§ Given data:
┄┄┄┄┄┄┄┄┄┄

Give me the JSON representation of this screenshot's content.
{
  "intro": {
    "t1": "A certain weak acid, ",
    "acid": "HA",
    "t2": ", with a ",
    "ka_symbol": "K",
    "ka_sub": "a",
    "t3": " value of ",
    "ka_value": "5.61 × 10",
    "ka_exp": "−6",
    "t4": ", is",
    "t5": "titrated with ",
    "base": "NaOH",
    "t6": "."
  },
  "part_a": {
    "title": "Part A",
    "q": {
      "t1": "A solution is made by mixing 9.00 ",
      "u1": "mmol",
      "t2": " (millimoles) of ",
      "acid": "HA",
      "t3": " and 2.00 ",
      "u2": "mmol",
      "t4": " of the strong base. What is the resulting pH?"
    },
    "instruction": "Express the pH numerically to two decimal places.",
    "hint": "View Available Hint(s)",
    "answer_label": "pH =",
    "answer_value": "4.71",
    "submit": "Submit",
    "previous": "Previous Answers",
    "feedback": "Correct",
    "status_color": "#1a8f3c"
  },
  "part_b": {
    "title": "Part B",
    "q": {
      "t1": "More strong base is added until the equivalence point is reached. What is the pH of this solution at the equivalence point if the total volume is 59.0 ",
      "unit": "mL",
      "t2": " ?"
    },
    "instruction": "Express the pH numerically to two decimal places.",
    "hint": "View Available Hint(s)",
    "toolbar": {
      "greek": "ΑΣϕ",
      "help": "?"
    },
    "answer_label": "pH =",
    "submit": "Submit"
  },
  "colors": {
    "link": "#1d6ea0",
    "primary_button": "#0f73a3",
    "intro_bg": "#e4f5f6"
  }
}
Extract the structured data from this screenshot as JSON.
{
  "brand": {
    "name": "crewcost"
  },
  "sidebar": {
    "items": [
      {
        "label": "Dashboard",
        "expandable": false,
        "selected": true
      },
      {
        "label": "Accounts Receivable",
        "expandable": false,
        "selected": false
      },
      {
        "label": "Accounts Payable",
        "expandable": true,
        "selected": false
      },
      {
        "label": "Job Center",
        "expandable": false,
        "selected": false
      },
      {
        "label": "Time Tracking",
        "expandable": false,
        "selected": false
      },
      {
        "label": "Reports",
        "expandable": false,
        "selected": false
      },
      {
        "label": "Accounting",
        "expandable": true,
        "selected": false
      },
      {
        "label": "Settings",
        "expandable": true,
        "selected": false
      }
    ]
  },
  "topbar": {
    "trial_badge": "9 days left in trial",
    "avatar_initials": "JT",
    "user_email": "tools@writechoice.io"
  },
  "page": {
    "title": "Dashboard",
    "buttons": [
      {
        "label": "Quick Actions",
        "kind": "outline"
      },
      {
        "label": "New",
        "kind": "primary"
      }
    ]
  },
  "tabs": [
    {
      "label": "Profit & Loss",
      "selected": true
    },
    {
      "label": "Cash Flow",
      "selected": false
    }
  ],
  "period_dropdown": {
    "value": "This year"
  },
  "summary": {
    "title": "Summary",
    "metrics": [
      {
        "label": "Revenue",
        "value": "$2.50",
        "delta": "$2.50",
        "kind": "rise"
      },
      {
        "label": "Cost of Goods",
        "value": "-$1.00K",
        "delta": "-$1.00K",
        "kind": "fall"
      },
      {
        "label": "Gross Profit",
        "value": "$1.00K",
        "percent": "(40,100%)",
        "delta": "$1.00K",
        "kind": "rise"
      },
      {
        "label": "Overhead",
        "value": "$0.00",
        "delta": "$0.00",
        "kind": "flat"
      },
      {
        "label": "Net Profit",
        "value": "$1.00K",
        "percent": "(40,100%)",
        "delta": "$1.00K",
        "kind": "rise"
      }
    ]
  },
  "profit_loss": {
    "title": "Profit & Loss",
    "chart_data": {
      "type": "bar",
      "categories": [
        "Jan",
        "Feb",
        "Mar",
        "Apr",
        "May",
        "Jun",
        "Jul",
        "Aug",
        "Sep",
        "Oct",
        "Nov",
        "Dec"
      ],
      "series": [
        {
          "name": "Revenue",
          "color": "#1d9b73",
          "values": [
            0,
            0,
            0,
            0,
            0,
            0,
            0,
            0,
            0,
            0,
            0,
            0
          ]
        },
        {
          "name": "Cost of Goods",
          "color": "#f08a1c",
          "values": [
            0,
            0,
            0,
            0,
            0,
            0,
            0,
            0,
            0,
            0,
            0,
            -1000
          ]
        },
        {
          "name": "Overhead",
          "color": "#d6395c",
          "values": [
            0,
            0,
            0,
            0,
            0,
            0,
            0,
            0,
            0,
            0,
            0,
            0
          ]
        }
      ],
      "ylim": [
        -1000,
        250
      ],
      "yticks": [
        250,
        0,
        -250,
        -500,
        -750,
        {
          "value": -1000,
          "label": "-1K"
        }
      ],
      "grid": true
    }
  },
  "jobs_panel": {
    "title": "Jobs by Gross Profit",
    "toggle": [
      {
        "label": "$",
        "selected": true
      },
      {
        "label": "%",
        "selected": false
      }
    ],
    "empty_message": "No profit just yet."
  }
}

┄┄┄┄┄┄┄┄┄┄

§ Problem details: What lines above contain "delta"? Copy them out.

§ Your response:
        "delta": "$2.50",
        "delta": "-$1.00K",
        "delta": "$1.00K",
        "delta": "$0.00",
        "delta": "$1.00K",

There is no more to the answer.